— WHAT TO PRODUCE —
Answer with nothing but the number of lines in the listing below that contain "Tray".

— DATA FOR REVIEW —
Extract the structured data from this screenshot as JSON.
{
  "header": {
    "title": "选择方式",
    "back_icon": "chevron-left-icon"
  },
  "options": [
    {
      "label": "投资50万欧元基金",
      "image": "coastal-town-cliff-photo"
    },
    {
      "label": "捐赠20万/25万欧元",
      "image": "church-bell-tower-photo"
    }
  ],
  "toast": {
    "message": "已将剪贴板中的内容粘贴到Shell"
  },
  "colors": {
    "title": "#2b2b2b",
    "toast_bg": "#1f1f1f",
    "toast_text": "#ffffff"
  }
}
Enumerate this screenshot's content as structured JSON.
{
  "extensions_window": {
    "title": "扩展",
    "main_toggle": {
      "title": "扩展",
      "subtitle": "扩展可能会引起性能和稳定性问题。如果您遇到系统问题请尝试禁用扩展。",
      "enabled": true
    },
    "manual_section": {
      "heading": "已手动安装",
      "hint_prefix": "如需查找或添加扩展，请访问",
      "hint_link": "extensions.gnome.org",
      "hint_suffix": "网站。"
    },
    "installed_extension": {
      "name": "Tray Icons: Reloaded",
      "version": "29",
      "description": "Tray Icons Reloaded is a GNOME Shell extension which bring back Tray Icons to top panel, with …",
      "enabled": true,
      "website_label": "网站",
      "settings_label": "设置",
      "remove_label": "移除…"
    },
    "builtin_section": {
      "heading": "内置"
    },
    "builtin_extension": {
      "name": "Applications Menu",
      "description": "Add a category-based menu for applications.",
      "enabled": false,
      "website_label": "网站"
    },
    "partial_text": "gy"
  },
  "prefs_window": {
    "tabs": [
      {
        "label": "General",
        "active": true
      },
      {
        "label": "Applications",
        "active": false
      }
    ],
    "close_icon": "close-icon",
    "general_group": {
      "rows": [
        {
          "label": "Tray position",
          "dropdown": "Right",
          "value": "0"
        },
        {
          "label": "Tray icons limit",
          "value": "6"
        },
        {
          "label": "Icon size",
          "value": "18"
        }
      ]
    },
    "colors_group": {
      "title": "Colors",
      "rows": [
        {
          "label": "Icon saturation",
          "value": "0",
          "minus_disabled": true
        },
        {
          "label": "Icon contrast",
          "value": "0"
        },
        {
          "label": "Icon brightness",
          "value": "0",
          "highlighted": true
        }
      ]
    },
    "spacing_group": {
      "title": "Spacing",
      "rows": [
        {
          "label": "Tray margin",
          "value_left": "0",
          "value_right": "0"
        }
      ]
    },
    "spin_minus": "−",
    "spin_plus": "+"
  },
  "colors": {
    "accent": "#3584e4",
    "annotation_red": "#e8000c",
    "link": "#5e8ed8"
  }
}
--
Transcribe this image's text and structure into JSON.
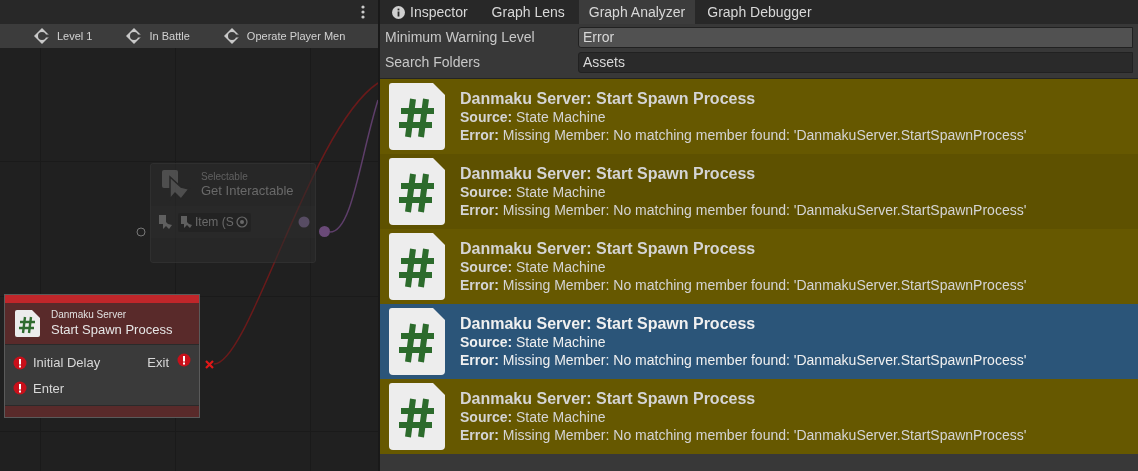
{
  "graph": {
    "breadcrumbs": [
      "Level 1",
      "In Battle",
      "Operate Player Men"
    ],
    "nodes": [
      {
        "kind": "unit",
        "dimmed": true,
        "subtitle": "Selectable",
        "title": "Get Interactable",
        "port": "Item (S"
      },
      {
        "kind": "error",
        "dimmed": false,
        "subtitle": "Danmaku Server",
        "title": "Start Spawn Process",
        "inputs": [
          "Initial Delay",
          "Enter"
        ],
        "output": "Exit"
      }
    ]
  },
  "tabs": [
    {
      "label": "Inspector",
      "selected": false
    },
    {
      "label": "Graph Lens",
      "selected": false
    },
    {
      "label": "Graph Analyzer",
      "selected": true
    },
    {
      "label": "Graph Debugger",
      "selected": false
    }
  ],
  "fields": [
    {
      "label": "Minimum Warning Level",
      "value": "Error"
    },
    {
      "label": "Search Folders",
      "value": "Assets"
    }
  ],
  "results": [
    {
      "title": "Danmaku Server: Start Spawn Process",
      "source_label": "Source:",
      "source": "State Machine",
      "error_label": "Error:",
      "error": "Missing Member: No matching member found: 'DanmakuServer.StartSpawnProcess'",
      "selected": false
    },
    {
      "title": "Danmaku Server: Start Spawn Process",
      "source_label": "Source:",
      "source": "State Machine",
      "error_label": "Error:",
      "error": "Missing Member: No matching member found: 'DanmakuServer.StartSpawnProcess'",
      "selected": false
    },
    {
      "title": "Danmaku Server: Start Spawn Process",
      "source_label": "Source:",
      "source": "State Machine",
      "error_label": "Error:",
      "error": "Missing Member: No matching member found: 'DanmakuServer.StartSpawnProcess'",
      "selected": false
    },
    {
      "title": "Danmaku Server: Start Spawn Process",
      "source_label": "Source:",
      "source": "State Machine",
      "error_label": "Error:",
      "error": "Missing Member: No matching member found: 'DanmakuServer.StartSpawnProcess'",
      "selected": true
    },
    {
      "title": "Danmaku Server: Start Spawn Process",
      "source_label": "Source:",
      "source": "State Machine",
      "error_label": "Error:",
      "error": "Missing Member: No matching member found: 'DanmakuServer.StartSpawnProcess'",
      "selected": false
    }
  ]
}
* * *
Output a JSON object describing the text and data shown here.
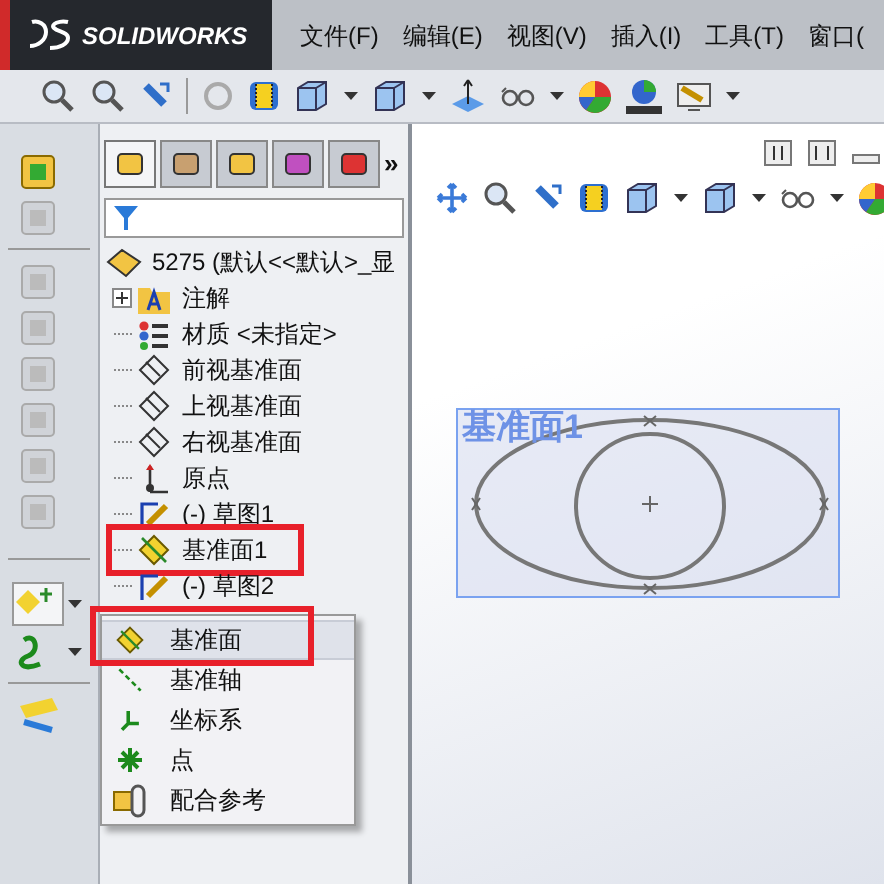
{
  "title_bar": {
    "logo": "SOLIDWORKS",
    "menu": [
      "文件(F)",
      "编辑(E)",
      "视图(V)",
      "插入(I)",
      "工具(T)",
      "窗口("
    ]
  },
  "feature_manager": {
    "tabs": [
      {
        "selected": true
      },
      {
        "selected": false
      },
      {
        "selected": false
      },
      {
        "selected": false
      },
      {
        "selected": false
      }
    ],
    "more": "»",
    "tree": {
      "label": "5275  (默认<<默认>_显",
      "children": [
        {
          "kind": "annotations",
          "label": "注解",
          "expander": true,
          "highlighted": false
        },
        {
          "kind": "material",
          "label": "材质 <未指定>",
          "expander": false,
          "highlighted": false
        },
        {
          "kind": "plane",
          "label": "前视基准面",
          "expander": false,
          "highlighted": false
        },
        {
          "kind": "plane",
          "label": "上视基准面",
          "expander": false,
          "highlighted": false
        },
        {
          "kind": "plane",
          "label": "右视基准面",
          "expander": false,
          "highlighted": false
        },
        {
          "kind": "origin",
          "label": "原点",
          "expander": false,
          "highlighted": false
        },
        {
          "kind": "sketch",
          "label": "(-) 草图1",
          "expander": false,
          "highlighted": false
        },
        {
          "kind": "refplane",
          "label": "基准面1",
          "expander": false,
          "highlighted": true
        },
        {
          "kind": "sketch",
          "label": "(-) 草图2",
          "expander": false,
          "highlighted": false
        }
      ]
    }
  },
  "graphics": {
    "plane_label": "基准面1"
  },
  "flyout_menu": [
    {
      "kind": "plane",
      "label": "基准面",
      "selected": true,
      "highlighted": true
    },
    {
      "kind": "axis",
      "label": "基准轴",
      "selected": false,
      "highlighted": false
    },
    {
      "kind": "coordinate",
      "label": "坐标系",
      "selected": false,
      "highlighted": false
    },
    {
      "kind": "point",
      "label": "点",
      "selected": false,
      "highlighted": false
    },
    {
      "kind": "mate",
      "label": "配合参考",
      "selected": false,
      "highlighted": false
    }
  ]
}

— TASK RESPONSE —
5